RECORDS TO USE START

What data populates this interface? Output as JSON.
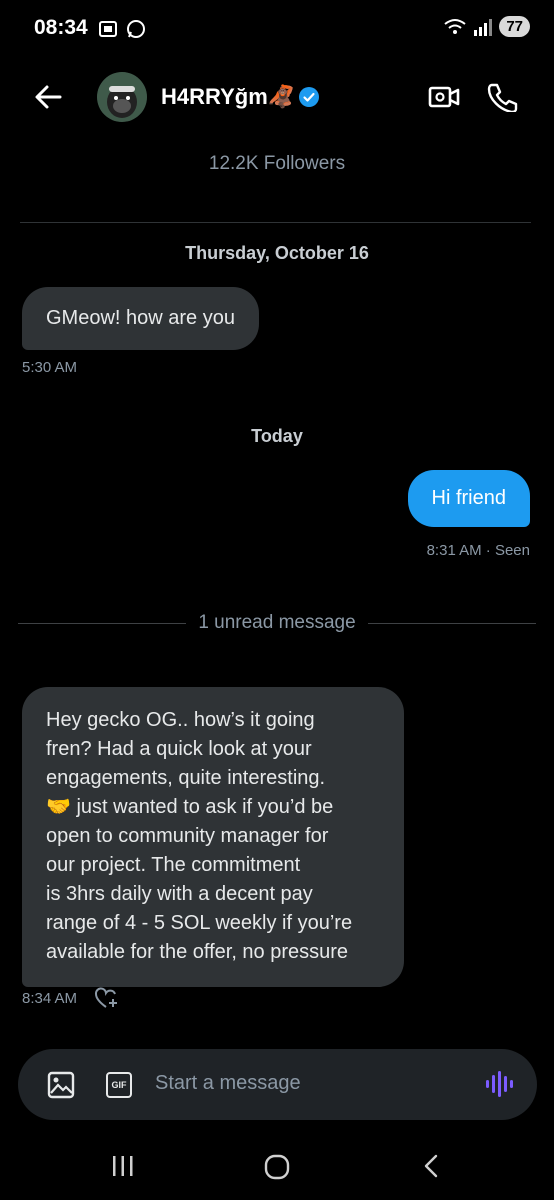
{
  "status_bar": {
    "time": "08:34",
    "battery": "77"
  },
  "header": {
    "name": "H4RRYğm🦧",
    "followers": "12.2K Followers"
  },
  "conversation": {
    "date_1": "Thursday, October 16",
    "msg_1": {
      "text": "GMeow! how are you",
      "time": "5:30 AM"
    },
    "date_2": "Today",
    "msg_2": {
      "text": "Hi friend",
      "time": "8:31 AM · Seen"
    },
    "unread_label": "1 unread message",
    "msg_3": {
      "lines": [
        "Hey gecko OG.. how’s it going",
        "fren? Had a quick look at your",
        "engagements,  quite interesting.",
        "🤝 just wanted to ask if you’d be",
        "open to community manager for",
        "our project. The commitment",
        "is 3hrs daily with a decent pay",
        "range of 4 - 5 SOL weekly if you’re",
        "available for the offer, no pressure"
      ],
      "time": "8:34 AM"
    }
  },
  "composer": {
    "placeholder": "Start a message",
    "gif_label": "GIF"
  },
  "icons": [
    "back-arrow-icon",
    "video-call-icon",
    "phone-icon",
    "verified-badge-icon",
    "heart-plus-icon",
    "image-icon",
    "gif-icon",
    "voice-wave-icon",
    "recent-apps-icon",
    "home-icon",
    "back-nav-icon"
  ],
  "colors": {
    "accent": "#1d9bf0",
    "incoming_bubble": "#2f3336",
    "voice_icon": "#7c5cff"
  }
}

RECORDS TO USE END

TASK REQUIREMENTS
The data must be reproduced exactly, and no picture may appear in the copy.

ANSWER TO THIS PROBLEM
What data populates this interface? Output as JSON.
{
  "status_bar": {
    "time": "08:34",
    "battery": "77"
  },
  "header": {
    "name": "H4RRYğm🦧",
    "followers": "12.2K Followers"
  },
  "conversation": {
    "date_1": "Thursday, October 16",
    "msg_1": {
      "text": "GMeow! how are you",
      "time": "5:30 AM"
    },
    "date_2": "Today",
    "msg_2": {
      "text": "Hi friend",
      "time": "8:31 AM · Seen"
    },
    "unread_label": "1 unread message",
    "msg_3": {
      "lines": [
        "Hey gecko OG.. how’s it going",
        "fren? Had a quick look at your",
        "engagements,  quite interesting.",
        "🤝 just wanted to ask if you’d be",
        "open to community manager for",
        "our project. The commitment",
        "is 3hrs daily with a decent pay",
        "range of 4 - 5 SOL weekly if you’re",
        "available for the offer, no pressure"
      ],
      "time": "8:34 AM"
    }
  },
  "composer": {
    "placeholder": "Start a message",
    "gif_label": "GIF"
  },
  "icons": [
    "back-arrow-icon",
    "video-call-icon",
    "phone-icon",
    "verified-badge-icon",
    "heart-plus-icon",
    "image-icon",
    "gif-icon",
    "voice-wave-icon",
    "recent-apps-icon",
    "home-icon",
    "back-nav-icon"
  ],
  "colors": {
    "accent": "#1d9bf0",
    "incoming_bubble": "#2f3336",
    "voice_icon": "#7c5cff"
  }
}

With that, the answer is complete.